A journalist forced to flee the war-torn Middle East with his wife has praised his new adopted home of Londonderry - where his wife has given birth to the first Syrian refugee baby born in the city.
Rami Zahra's job as a journalist exposed him to constant danger from the indiscriminate bombings and shooting that ravaged Syria in 2014.
Rami (36) and his wife Shireen took their chances on the open seas and fled to Turkey. Two years later they arrived in Derry, along with 10 other families.
Good news quickly followed their arrival in the city when their little boy Joud became the first refugee child born in Altnagelvin.
Grateful for the chance of a new life for his family and for the help and welcome he has received since May 2016, Rami is preparing to resume his career as a reporter so he can provide for his family.
Mindful of all those who have helped him along the way, Rami said his teachers at the North West College, where the couple are learning English, have pulled out all the stops to help all of the Syrian families who now call Derry home.
Rami recalled the horrors that forced him to flee. "I worked as a journalist in Syria, where the press is the most dangerous work because the military there do not want to show the truth and have their crimes and human rights violations exposed," he said.
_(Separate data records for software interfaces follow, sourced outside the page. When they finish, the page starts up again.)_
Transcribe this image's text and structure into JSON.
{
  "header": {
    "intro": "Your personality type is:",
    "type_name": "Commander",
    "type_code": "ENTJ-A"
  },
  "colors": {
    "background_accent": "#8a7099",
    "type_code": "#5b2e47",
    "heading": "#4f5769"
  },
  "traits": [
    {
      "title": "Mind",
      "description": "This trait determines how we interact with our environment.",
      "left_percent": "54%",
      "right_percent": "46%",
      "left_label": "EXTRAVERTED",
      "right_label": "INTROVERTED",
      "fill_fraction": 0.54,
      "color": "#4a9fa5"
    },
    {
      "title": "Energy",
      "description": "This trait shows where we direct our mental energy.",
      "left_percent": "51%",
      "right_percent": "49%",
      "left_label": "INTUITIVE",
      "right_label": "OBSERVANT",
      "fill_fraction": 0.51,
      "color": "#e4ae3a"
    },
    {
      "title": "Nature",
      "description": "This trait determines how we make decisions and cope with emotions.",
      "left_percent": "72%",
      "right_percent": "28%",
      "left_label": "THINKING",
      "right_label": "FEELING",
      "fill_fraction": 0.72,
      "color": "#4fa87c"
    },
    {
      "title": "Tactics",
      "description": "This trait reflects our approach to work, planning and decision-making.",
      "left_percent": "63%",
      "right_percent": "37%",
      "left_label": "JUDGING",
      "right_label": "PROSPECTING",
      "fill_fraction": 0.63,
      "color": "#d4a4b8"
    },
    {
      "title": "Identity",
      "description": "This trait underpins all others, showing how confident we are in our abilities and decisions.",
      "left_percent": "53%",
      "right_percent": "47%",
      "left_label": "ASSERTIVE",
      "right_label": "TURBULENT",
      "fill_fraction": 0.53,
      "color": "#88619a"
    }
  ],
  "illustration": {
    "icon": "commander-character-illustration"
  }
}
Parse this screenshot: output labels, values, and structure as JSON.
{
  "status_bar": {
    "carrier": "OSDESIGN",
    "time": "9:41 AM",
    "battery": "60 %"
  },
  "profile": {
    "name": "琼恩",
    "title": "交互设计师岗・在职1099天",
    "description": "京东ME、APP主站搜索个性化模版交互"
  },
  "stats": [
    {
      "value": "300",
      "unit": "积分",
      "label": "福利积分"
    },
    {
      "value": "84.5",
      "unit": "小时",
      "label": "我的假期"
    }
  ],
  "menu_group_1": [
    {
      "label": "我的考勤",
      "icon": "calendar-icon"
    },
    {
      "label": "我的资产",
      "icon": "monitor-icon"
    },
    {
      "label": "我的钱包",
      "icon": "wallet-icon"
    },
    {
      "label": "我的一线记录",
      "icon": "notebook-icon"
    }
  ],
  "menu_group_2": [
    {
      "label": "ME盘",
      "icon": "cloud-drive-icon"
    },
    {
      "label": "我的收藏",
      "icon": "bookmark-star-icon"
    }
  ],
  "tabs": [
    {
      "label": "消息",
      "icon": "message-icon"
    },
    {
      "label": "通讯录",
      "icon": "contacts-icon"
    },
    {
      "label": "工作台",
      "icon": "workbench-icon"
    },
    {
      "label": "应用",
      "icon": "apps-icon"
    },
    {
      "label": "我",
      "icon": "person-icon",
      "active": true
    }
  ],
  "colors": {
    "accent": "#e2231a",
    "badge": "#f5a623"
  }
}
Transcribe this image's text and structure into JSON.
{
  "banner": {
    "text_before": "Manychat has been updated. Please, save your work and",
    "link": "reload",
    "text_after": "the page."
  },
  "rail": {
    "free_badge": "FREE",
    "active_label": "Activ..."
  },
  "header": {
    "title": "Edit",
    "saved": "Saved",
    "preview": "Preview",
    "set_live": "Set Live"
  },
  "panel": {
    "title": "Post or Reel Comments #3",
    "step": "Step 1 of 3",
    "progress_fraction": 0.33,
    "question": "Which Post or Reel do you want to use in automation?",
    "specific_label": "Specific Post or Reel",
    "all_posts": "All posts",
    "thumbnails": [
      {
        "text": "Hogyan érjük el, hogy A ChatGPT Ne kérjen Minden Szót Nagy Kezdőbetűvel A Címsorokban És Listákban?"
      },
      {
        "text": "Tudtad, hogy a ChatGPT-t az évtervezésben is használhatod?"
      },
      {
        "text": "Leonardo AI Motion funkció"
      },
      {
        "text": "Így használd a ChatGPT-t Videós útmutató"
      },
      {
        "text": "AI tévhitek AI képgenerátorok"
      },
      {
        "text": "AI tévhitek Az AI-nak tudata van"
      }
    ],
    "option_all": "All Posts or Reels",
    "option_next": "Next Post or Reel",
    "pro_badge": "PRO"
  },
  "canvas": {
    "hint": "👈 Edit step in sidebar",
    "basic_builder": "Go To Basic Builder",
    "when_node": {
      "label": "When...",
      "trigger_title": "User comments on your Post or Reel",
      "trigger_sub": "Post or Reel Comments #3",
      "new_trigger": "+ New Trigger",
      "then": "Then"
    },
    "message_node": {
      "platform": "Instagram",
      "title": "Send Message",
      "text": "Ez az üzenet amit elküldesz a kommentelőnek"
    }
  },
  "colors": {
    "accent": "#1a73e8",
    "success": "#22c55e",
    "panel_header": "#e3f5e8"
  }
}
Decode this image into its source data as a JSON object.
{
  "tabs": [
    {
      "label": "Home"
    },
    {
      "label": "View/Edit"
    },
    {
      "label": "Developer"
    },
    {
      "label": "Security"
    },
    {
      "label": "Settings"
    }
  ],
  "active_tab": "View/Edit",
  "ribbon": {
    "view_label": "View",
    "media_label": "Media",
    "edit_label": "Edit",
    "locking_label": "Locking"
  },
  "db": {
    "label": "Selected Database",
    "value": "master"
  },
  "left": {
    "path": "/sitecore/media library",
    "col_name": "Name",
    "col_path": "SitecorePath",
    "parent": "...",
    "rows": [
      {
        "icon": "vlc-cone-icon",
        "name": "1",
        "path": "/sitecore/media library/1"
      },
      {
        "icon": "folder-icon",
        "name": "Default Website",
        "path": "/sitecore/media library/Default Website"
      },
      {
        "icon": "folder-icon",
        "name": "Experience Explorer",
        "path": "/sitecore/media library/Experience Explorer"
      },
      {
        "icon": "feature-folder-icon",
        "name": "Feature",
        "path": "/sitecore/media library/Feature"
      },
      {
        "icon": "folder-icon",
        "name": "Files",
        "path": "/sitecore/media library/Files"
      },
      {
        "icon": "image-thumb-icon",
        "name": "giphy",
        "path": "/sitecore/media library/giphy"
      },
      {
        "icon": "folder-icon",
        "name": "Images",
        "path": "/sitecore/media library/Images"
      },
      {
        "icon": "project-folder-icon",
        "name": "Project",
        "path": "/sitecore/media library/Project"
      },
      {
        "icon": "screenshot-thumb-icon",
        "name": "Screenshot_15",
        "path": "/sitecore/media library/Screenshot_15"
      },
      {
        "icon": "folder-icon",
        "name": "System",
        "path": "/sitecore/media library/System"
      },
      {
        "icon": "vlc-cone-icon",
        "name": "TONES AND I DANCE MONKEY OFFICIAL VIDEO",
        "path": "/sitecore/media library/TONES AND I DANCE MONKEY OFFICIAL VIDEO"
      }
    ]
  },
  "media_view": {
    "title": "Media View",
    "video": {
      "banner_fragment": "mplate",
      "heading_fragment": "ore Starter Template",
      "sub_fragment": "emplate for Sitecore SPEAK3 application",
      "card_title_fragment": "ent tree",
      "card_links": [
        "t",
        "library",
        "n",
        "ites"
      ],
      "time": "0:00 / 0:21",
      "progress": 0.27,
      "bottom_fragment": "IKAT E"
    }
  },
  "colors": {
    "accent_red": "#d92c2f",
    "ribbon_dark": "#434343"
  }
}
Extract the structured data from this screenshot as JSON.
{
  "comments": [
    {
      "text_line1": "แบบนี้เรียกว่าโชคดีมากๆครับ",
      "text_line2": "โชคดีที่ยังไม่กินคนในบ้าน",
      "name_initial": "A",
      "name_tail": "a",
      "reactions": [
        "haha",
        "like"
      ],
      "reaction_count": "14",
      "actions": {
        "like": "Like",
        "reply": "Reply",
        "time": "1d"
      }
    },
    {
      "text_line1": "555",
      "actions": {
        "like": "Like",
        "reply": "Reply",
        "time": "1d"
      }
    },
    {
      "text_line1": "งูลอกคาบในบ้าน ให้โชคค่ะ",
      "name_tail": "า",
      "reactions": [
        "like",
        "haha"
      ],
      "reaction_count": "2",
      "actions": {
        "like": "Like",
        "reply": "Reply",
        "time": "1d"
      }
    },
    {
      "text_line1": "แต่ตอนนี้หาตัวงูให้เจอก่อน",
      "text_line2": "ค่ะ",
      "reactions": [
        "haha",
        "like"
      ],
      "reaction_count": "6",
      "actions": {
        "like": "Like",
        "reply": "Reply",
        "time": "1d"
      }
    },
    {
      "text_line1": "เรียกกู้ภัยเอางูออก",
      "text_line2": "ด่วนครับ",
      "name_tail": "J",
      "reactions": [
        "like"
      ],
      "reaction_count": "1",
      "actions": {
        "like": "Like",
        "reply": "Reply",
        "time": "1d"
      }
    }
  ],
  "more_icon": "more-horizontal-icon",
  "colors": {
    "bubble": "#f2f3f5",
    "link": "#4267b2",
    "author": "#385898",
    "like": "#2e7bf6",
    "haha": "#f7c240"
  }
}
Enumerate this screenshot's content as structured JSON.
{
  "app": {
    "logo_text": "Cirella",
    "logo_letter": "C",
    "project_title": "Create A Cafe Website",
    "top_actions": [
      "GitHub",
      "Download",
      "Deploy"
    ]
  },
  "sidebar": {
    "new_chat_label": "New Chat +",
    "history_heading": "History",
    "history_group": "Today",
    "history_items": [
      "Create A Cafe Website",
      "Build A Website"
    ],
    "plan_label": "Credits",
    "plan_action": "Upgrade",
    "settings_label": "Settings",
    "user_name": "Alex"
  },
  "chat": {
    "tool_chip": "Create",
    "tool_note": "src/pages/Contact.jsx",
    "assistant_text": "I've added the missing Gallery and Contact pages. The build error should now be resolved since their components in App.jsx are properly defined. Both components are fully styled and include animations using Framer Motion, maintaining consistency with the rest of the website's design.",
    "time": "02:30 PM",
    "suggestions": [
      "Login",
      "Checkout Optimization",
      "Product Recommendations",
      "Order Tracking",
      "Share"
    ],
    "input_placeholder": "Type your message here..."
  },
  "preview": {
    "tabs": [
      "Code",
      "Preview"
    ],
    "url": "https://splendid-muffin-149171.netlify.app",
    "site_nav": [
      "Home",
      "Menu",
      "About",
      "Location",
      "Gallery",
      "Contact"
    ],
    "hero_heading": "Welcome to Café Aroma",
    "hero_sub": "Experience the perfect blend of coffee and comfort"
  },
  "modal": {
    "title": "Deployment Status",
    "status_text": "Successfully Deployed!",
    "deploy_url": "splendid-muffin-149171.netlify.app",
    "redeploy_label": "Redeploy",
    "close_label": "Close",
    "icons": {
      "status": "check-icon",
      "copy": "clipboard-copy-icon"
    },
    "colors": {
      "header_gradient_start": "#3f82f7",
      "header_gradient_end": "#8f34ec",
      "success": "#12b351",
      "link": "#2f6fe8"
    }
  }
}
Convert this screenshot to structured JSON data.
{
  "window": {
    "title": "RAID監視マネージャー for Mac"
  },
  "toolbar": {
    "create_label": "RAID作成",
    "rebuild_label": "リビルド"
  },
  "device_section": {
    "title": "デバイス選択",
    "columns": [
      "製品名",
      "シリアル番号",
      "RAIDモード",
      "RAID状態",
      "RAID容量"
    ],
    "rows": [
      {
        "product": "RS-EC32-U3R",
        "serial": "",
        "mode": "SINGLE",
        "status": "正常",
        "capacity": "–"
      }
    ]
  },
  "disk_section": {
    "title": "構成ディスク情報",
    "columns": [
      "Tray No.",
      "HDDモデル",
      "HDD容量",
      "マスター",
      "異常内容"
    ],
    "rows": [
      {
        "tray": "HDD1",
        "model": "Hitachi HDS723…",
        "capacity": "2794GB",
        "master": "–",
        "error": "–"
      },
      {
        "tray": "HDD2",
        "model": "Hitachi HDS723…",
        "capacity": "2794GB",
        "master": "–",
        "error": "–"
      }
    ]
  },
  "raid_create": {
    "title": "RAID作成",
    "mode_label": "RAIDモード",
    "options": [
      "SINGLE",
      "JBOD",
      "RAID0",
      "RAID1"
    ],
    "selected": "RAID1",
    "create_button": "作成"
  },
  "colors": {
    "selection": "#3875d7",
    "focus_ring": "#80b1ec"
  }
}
"I and my friends have been working secretly and voluntarily to record human rights violations in Syria, and we have contributed to the delivery of several large files to human rights organisations such as Human Rights Watch and the UN General Assembly.
"People like us were not leaving the country voluntarily - we were forced to escape the bombings and indiscriminate killings, the poverty, the spread of disease, the absence of law and the spread of armed gangs.
"In 2014 we left for Turkey, where the United Nations offices were taking care of our affairs, and in May 2016 we arrived in Derry. The city of Derry compensated for the years of deprivation in the grinding war, the people in the city took us to their hearts, we see them now as parents and friends. They are all that we have.
"Three months after we arrived here on July 5, my son Joud became the first Syrian child to be born in Altnagelvin.
"That was such an indescribable moment for me and my wife because we knew that he was born in a safe place away from the bombings and the war. When people are assured of the health and future of their children, it is indescribable."
From those early days one of the biggest hurdles for Rami was his lack of English and inability to communicate - something he soon set about fixing with the help of the tutors at the North West College.
He continued: "The language was a difficult factor to connect with people of the city at first, but as time progressed and we learned the language a bit, it has become is a bridge to communicate and it helps so much being able to have a conversation.
"Since we came to Derry we have only experienced good things and I am especially thankful to our college professors for their continuous help."
Rami believes he is here for the long term.
"As for our family, we do not find ourselves returning to Syria after the proliferation of terrorist organisations and the destruction of infrastructure. We have nothing left, or no one we know there any more.
"Derry is our home now and we are very thankful for that."